Work task:
Write out the data word for word and omit every picture.

Excerpted data:
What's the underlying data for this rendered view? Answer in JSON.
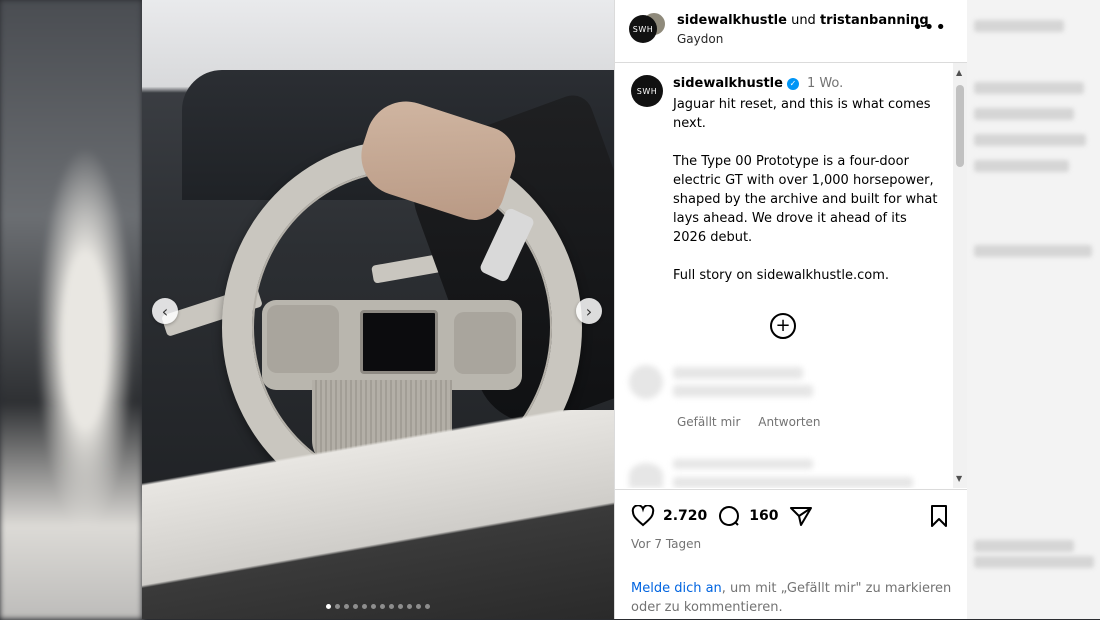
{
  "header": {
    "user1": "sidewalkhustle",
    "joiner": "und",
    "user2": "tristanbanning",
    "location": "Gaydon",
    "more_icon": "ellipsis-icon"
  },
  "caption": {
    "username": "sidewalkhustle",
    "time": "1 Wo.",
    "text": "Jaguar hit reset, and this is what comes next.\n\nThe Type 00 Prototype is a four-door electric GT with over 1,000 horsepower, shaped by the archive and built for what lays ahead. We drove it ahead of its 2026 debut.\n\nFull story on sidewalkhustle.com."
  },
  "comments": {
    "like_label": "Gefällt mir",
    "reply_label": "Antworten"
  },
  "actions": {
    "likes": "2.720",
    "comments": "160",
    "posted": "Vor 7 Tagen"
  },
  "login": {
    "link": "Melde dich an",
    "rest": ", um mit „Gefällt mir\" zu markieren oder zu kommentieren."
  },
  "colors": {
    "accent": "#0095f6",
    "link": "#0064e0",
    "muted": "#737373"
  }
}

Response box:
What's the underlying data for this rendered view? Answer in JSON.
{
  "header": {
    "user1": "sidewalkhustle",
    "joiner": "und",
    "user2": "tristanbanning",
    "location": "Gaydon",
    "more_icon": "ellipsis-icon"
  },
  "caption": {
    "username": "sidewalkhustle",
    "time": "1 Wo.",
    "text": "Jaguar hit reset, and this is what comes next.\n\nThe Type 00 Prototype is a four-door electric GT with over 1,000 horsepower, shaped by the archive and built for what lays ahead. We drove it ahead of its 2026 debut.\n\nFull story on sidewalkhustle.com."
  },
  "comments": {
    "like_label": "Gefällt mir",
    "reply_label": "Antworten"
  },
  "actions": {
    "likes": "2.720",
    "comments": "160",
    "posted": "Vor 7 Tagen"
  },
  "login": {
    "link": "Melde dich an",
    "rest": ", um mit „Gefällt mir\" zu markieren oder zu kommentieren."
  },
  "colors": {
    "accent": "#0095f6",
    "link": "#0064e0",
    "muted": "#737373"
  }
}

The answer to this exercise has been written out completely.